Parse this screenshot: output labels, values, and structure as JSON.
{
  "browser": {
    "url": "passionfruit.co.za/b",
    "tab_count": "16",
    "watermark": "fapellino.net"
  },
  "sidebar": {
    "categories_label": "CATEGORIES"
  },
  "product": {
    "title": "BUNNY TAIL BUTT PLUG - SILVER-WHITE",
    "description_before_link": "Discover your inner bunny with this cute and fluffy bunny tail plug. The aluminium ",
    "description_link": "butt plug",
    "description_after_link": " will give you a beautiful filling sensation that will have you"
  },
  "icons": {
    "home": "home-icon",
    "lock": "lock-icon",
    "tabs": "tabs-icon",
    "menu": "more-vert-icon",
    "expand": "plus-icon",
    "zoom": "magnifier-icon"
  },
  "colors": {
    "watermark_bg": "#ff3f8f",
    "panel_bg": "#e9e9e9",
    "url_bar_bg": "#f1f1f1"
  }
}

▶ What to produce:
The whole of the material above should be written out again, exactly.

▶ Task answer:
Parse this screenshot: output labels, values, and structure as JSON.
{
  "browser": {
    "url": "passionfruit.co.za/b",
    "tab_count": "16",
    "watermark": "fapellino.net"
  },
  "sidebar": {
    "categories_label": "CATEGORIES"
  },
  "product": {
    "title": "BUNNY TAIL BUTT PLUG - SILVER-WHITE",
    "description_before_link": "Discover your inner bunny with this cute and fluffy bunny tail plug. The aluminium ",
    "description_link": "butt plug",
    "description_after_link": " will give you a beautiful filling sensation that will have you"
  },
  "icons": {
    "home": "home-icon",
    "lock": "lock-icon",
    "tabs": "tabs-icon",
    "menu": "more-vert-icon",
    "expand": "plus-icon",
    "zoom": "magnifier-icon"
  },
  "colors": {
    "watermark_bg": "#ff3f8f",
    "panel_bg": "#e9e9e9",
    "url_bar_bg": "#f1f1f1"
  }
}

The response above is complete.